Owl’s Hill Nature Sanctuary is dedicated to preserving habitats for Tennessee Wildlife. We hold a federal permit that allows us to keep a small number of non-releasable native animals onsite that serve as wildlife ambassadors. However, we are not a licensed wildlife rehabilitation facility and cannot admit, house, or transport orphaned or injured wildlife.
Seek help from a licensed wildlife rehabilitator for:
- Any animal that has bitten by a dog or cat. Bites are susceptible to bacterial infection.
- Any animal with a visible wound, broken bone or other trauma
- A juvenile animal found with a dead mother
- A fawn (baby deer) that is wandering and crying, covered in flies or ticks, or lethargic
Do not provide food or water to an orphaned animal unless instructed to do so by a licensed rehabilitator. Inappropriate or improperly administered food or water can cause irreversible harm.
Please know that just because a juvenile animal is on its own, it is not necessarily orphaned.

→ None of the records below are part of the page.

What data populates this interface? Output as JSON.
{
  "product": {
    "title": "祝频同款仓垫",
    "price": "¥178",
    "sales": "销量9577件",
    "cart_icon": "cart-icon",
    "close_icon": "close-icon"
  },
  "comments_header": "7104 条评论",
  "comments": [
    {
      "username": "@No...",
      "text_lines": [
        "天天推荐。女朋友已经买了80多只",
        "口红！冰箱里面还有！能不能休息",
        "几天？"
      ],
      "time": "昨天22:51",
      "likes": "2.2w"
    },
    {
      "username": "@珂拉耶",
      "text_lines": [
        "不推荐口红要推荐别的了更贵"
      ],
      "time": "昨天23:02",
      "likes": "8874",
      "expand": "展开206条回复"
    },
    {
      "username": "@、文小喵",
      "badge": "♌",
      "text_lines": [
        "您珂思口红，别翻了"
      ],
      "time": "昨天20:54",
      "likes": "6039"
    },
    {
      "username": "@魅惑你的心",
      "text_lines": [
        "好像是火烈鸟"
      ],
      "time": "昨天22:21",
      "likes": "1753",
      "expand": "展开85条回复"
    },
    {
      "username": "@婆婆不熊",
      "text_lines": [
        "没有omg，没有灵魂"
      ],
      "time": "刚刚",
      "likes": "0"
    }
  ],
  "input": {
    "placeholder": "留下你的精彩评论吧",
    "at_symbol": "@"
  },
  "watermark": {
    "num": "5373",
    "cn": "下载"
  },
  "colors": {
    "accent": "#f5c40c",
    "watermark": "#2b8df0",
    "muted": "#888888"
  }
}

- Owls fledge (leave the nest) before they are fully able to fly. They will spend a few days on branches near the nest and may hop from branch to branch. Sometimes they will end up on the ground, and will usually be found at the base of a tree with the parents nearby providing food and protection. Fledglings may be partially feathered but are capable of sitting upright like an adult owl. Some may be capable of climbing the tree to safety. If they are not able to climb, you may place them on a low branch. Keep children and pets away from the owl, and be aware that adult owls can be very territorial around their nest. This site has more information about helping young owls, as well as pictures of what a fledgling owl should look like.
- Songbirds may also fledge (leave the nest) from their nest before they are able to fly. The parents remain nearby and continue to feed the chick. A fledgling that is fully feathered (tufts of down feathers may still be visible on the head), active, and does not appear to be injured should be left alone

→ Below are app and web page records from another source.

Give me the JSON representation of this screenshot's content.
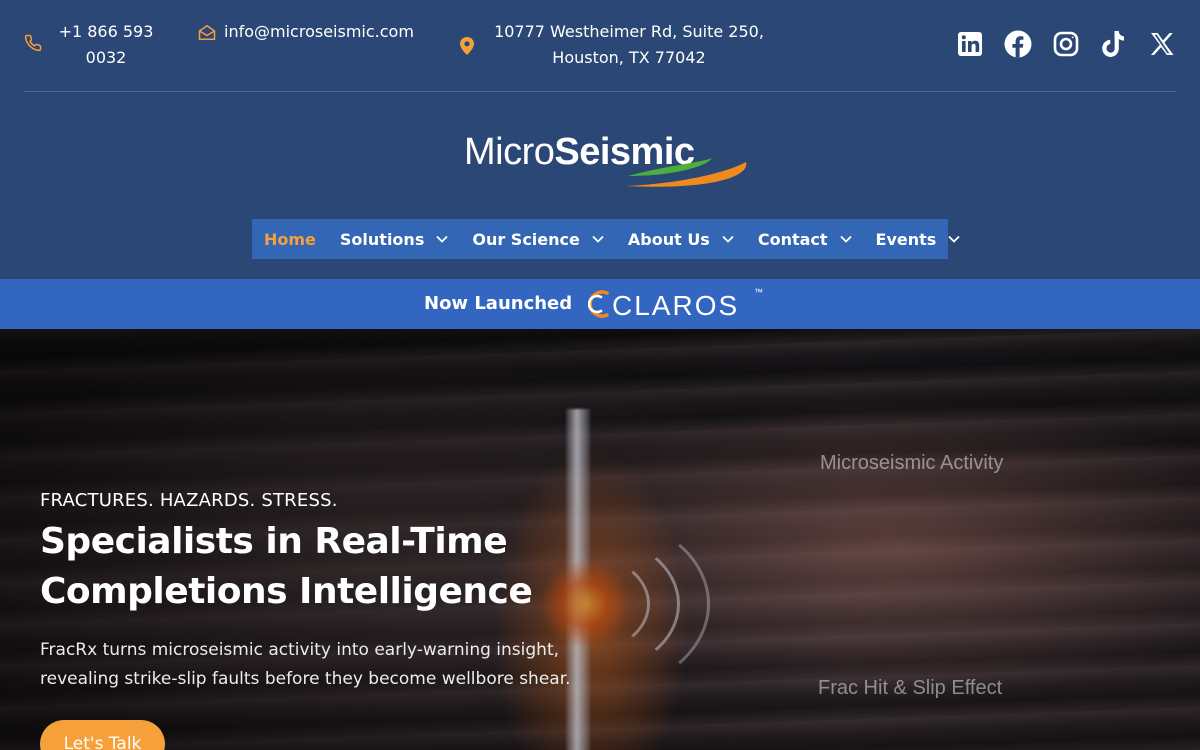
{
  "topbar": {
    "phone": {
      "icon": "phone-icon",
      "text": "+1 866 593 0032"
    },
    "email": {
      "icon": "envelope-icon",
      "text": "info@microseismic.com"
    },
    "address": {
      "icon": "map-pin-icon",
      "text": "10777 Westheimer Rd, Suite 250, Houston, TX 77042"
    },
    "social": [
      {
        "name": "linkedin-icon"
      },
      {
        "name": "facebook-icon"
      },
      {
        "name": "instagram-icon"
      },
      {
        "name": "tiktok-icon"
      },
      {
        "name": "x-icon"
      }
    ],
    "icon_color": "#f5a03a"
  },
  "logo": {
    "part1": "Micro",
    "part2": "Seismic",
    "swoosh_colors": [
      "#4caf3c",
      "#f08a1c"
    ]
  },
  "nav": {
    "items": [
      {
        "label": "Home",
        "active": true,
        "has_dropdown": false
      },
      {
        "label": "Solutions",
        "active": false,
        "has_dropdown": true
      },
      {
        "label": "Our Science",
        "active": false,
        "has_dropdown": true
      },
      {
        "label": "About Us",
        "active": false,
        "has_dropdown": true
      },
      {
        "label": "Contact",
        "active": false,
        "has_dropdown": true
      },
      {
        "label": "Events",
        "active": false,
        "has_dropdown": true
      }
    ],
    "background": "#3366b5",
    "active_color": "#f5a03a"
  },
  "announcement": {
    "label": "Now Launched",
    "product_logo_text": "CLAROS",
    "trademark": "™"
  },
  "hero": {
    "eyebrow": "FRACTURES. HAZARDS. STRESS.",
    "heading": "Specialists in Real-Time Completions Intelligence",
    "lede": "FracRx turns microseismic activity into early-warning insight, revealing strike-slip faults before they become wellbore shear.",
    "cta_label": "Let's Talk",
    "image_labels": [
      "Microseismic Activity",
      "Frac Hit & Slip Effect"
    ]
  }
}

- Eastern cottontail rabbits conceal their kits in nests lined with grass and fur. The doe (mother) comes at dawn and dusk to nurse the kits. If the nest is disturbed by a pet, but the kits are uninjured, replace nesting material, place the kits in the nest, and cover them.
- White-tailed deer also conceal their fawns until they are old enough to follow their mother. The doe visits during the night to care for and nurse their baby.
- Squirrels and raccoons may have multiple nests, and the mother may move her young between nests, especially if one has been damaged or disturbed. If you see a baby squirrel or raccoon out of its nest, leave the area and allow the mother time to finish moving the litter. If she has not returned after two hours, contact a licensed rehabilitator
- Animals that are normally nocturnal may be active during the day in the spring and summer. It is normal for skunks, opossums, and raccoons to forage during daylight hours because of increased calorie needs while they are pregnant or nursing. Coyotes are not strictly nocturnal and may be seen during the day throughout the year.
For assistance with orphaned or injured wildlife, please reach out to a licensed wildlife rehabilitator for advice on safely re-nesting, containing, or transporting the animal. Some Wildlife Rehabilitators in the Middle Tennessee:
- Walden's Puddle (615) 299-9938 (leave a voicemail)
- Middle Tennessee Wildlife Rescue (615) 967-6999
- Lillie Birds Wildlife Rehabilitation firstname.lastname@example.org (songbirds and small mammals only)
- Ziggy's Tree (931) 393-4835 (birds) or (615) 631-2205 (small mammals) (615) 587-2977 (turtles)
- David Crockett State Park (931) 762-9408 (raptors only)
Here is the complete list of wildlife rehabilitators in Tennessee
Always use caution when attempting to capture or contain wildlife. If you are bitten or scratched by a wild animal, seek medical attention immediately.